128 Hazelton Ave.

Another One? Mizrahi’s second Yorkville condo project now in receivership

A receivership order granted last Tuesday, June 4, has appointed KSV Advisory as the receiver and manager over the property at 126–128 Hazelton Avenue in Toronto. The order effectively allows KSV to exercise control over the property moving forward.

Constantine Enterprises Inc. (CEI), which has a 50 per cent stake in the condo project at 128 Hazelton Ave., first made a plea for receivership back in February, with court documents showing that CEI filed for KSV to manage and possibly sell the project to recover debts, identifying Sam Mizrahi as the principal of both Mizrahi 128 Hazelton Inc. and Mizrahi 128 Hazelton Retail Inc.

According to CEI’s April 26 affidavit, the company lost confidence in Mizrahi Developments’ ability to effectively manage its financial and property obligations regarding the nine-storey, 20-unit luxury condo project in the heart of Yorkville.

“CEI has lost confidence in Mizrahi and the Mizrahi Group’s ability to fulfill their financial obligations, past and ongoing,” the affidavit claimed, adding that the development of the Hazelton Project was—at the time of filing—at a “standstill” due to the lack of funding and the breakdown in the relationship between CEI and Mizrahi.
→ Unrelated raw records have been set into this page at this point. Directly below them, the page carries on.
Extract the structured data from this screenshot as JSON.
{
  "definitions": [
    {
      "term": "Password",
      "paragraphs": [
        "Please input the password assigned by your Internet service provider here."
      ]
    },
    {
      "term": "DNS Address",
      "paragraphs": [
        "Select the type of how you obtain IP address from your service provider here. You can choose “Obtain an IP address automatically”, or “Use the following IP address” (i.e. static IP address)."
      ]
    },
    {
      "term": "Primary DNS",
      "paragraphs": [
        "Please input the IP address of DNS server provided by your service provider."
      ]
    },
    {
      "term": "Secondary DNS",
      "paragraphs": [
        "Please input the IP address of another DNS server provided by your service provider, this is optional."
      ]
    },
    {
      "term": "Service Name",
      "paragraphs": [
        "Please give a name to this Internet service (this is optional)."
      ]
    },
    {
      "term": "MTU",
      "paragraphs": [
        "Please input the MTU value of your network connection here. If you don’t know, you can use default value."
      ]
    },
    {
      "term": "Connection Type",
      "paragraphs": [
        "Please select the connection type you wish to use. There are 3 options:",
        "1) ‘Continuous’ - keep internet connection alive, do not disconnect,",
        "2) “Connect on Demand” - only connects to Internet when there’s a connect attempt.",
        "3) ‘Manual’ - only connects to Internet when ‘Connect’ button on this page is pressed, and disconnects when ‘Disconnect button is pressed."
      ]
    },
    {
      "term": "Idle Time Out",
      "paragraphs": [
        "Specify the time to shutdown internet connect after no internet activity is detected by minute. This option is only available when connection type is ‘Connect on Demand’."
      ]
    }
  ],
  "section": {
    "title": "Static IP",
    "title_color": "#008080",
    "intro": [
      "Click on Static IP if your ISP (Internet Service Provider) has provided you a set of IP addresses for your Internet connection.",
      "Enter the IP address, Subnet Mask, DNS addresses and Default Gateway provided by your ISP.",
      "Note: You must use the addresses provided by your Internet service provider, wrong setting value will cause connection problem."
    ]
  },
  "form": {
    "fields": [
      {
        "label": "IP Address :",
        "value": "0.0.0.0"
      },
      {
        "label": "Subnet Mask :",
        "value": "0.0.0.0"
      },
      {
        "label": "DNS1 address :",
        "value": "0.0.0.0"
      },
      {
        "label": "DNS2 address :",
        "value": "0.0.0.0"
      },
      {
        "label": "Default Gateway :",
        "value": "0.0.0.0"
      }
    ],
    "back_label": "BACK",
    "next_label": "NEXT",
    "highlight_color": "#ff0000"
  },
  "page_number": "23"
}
“In addition, based on Mizrahi’s most recently delivered budget, the cost of the Hazelton Project will exceed Mizrahi’s initial budget by over $50,000,000 and the estimated completion date is more than five years behind schedule based on Mizrahi’s current estimates. Additional funding is necessary to complete the Hazelton Project and the only viable lender is CEI. It is certainly not Mizrahi or the Mizrahi Group,” the document stated.
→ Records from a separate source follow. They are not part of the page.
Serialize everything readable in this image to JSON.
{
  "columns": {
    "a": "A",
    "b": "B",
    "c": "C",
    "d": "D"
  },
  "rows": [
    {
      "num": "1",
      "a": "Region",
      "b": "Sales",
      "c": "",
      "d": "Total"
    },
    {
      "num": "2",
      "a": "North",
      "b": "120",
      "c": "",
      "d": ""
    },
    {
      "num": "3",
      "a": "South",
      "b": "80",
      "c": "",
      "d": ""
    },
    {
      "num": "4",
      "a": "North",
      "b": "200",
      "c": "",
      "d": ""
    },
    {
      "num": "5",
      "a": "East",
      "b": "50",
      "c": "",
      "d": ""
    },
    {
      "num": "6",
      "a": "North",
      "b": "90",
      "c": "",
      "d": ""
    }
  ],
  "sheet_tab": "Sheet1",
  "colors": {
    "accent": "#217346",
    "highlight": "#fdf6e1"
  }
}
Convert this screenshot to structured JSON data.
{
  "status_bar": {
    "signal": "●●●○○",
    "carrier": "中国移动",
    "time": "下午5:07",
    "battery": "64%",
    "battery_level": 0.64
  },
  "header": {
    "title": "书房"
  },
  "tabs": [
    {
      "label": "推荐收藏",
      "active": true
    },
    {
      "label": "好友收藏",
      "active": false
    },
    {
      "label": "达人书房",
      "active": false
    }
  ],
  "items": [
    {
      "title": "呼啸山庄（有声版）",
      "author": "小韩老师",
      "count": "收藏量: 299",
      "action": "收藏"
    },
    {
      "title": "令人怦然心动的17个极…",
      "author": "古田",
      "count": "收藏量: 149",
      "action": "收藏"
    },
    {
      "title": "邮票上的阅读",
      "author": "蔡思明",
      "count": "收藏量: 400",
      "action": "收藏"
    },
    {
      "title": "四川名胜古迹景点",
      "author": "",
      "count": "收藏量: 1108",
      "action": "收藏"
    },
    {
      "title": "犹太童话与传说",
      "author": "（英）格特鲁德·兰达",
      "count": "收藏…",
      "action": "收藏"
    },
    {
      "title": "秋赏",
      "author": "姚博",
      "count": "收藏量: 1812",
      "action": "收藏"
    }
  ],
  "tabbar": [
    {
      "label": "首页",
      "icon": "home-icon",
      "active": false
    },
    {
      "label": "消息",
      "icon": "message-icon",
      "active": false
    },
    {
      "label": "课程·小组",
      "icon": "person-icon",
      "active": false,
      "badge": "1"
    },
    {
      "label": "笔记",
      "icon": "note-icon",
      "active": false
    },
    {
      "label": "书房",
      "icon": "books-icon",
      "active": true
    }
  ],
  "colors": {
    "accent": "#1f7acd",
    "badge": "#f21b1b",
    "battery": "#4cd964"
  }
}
Court filings show that instead of filing responsive evidence to this application, Mizrahi instead initiated an action against CEI and its principals. Although Mizrahi’s Amended Statement of Claim doesn’t dispute the fact that debts were incurred or that demands for payment were made, Mizrahi accused CEI of acting in “bad faith” and breaching certain duties.
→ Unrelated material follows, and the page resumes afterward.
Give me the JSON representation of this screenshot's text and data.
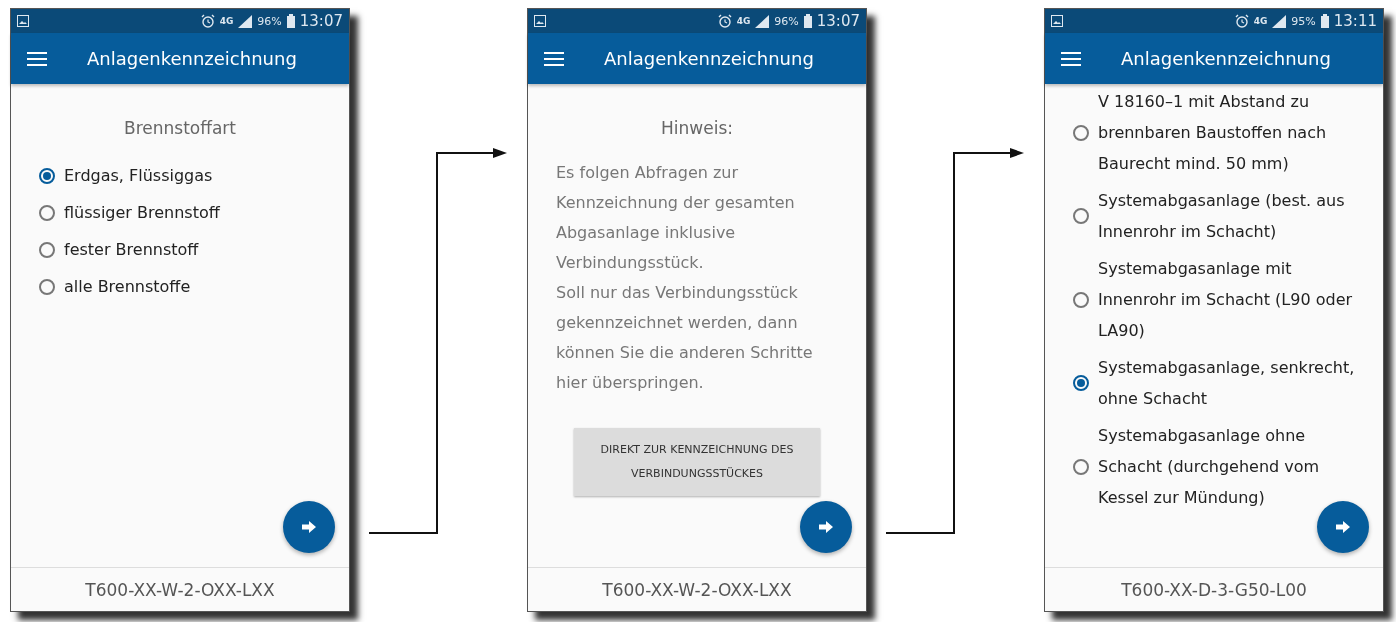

CEI responded that the “bad faith” allegations are “bare and unparticularized”, and if pursued, would be vigorously defended and the subject of a motion to strike”.

After Constantine filed an application for receivership on April 16, Mizrahi reportedly alleged that Constantine attempted to block the sale and closing of some units within the building, which contributed to their inability to pay down the secured debt—although CEI denied the allegations in a May 8 statement.

“CEI Has Not Blocked the Closing or Sale of Units” the court document states. “Contrary to the Debtors’ unsupported allegations, there is no evidence that units subject to agreements of sale are in a position to close or that CEI used its position to prevent those closings. In fact, part of the reason why CEI urgently seeks the appointment of the Receiver is to facilitate closings of those units when it is practical to do so.”

“Even if the units subject to agreements of sale close, a significant amount of secured Indebtedness will remain owing to CEI. The Debtors speculate that Hazelton will receive $27 million from the sale and close of the units. Even accepting the values proposed by the Debtors, almost half of that amount—$13 million—relates to units that are not yet subject to agreements of purchase and sale and are not yet completed.

“It is unknown when those units will be sold or how much they will sell for. The Debtors also do not account for how the Debtors will fund the additional costs to complete the Hazelton Project and carry the debt in the interim. The Debtors’ argument that certain units may close absent a receivership is nothing more than a red herring.”

Now that receivership has been granted, CEI hopes that the receiver will take steps to complete the sale of units already subject to agreements of purchase and sale, facilitate the final phase of construction of the Hazelton Project required for completion of units, and manage the marketing and sale of the remaining condo units (all while preserving the value of the property and repaying creditors).

According to city of Toronto documents, the development was approved back in 2016 for a nine-storey mixed-use building at 126-128 Hazelton Ave. with a total of 21 residential units.

Mizrahi Developments dominated local media coverage in February when it was announced that the company was ousted from the development of the Yonge and Bloor skyscraper The One, a few months after the building was put into receivership.

Article exclusive to STREETS OF TORONTO